### Exercise aim
Report, as a bare number, how many lines of the material below contain the word "Trading".

### Data for review
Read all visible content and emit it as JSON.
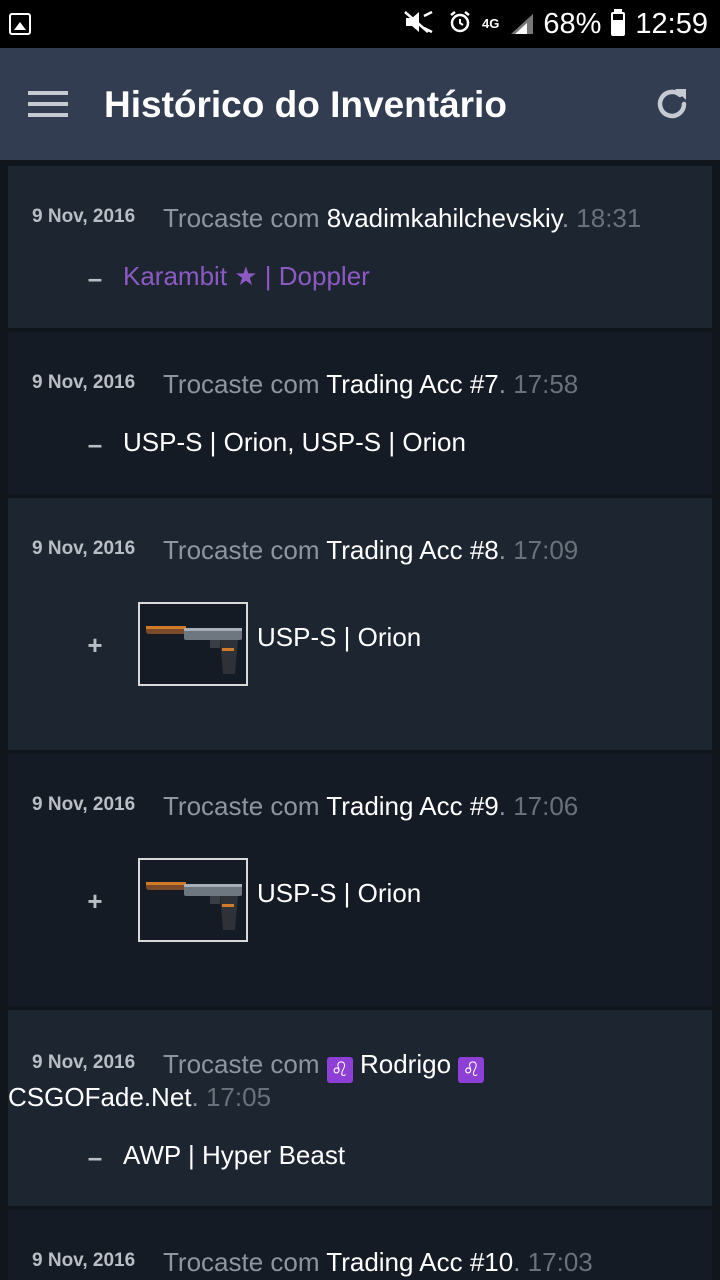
{
  "status_bar": {
    "battery_percent": "68%",
    "time": "12:59",
    "network": "4G"
  },
  "app_bar": {
    "title": "Histórico do Inventário"
  },
  "entries": [
    {
      "date": "9 Nov, 2016",
      "action": "Trocaste com ",
      "partner": "8vadimkahilchevskiy",
      "sep": ".",
      "time": " 18:31",
      "sign": "–",
      "item": "Karambit ★ | Doppler"
    },
    {
      "date": "9 Nov, 2016",
      "action": "Trocaste com ",
      "partner": "Trading Acc #7",
      "sep": ".",
      "time": " 17:58",
      "sign": "–",
      "item": "USP-S | Orion, USP-S | Orion"
    },
    {
      "date": "9 Nov, 2016",
      "action": "Trocaste com ",
      "partner": "Trading Acc #8",
      "sep": ".",
      "time": " 17:09",
      "sign": "+",
      "item": "USP-S | Orion"
    },
    {
      "date": "9 Nov, 2016",
      "action": "Trocaste com ",
      "partner": "Trading Acc #9",
      "sep": ".",
      "time": " 17:06",
      "sign": "+",
      "item": "USP-S | Orion"
    },
    {
      "date": "9 Nov, 2016",
      "action": "Trocaste com ",
      "partner_part1": "Rodrigo",
      "partner_icon": "♌",
      "partner_part2": "CSGOFade.Net",
      "sep": ".",
      "time": " 17:05",
      "sign": "–",
      "item": "AWP | Hyper Beast"
    },
    {
      "date": "9 Nov, 2016",
      "action": "Trocaste com ",
      "partner": "Trading Acc #10",
      "sep": ".",
      "time": " 17:03"
    }
  ],
  "colors": {
    "app_bar": "#323d51",
    "purple_item": "#8d5ac4",
    "entry_bg": "#1c2530"
  }
}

### Answer for this exercise
4